SOURCE INFORMATION »
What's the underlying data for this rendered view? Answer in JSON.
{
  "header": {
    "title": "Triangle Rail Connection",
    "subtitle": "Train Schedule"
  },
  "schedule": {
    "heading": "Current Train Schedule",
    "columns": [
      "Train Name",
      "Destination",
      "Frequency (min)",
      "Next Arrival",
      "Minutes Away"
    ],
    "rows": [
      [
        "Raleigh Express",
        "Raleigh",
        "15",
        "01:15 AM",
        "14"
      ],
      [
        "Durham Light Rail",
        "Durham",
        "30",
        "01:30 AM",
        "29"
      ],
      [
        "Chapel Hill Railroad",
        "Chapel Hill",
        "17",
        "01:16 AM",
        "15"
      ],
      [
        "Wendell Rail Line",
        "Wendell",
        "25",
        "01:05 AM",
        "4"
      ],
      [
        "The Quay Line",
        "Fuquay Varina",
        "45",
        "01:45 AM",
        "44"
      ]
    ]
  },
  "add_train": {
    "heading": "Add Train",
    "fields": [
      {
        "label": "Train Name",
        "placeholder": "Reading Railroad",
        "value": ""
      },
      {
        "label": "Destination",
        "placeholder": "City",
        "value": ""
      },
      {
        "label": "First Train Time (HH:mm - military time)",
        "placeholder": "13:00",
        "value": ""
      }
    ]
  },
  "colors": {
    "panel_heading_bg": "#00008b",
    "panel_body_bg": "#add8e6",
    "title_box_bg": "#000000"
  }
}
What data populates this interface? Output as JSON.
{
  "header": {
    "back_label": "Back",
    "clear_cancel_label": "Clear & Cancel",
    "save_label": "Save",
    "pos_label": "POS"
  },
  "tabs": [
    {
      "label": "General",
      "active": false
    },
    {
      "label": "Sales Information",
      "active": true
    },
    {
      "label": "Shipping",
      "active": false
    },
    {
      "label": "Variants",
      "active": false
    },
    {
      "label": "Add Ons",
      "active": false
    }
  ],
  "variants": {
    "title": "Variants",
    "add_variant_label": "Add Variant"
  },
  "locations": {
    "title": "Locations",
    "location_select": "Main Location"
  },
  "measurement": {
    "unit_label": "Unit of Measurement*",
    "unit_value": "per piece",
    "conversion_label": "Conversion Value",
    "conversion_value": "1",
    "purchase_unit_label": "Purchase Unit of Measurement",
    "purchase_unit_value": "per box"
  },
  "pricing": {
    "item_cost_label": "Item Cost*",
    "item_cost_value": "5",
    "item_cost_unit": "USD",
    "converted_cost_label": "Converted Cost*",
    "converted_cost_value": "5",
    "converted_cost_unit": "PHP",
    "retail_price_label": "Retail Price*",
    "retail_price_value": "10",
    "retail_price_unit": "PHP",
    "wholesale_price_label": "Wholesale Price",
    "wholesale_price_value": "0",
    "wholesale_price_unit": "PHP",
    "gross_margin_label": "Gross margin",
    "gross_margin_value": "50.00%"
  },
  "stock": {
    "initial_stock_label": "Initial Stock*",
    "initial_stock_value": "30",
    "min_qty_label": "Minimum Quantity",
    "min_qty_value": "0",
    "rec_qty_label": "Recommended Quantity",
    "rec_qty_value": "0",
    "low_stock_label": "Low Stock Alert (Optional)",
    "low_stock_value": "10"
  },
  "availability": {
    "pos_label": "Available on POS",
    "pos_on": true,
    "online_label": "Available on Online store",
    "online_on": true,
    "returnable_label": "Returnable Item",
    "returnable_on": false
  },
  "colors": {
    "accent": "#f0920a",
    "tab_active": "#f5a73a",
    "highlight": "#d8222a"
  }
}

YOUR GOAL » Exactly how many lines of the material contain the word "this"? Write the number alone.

YOUR SOLUTION » 2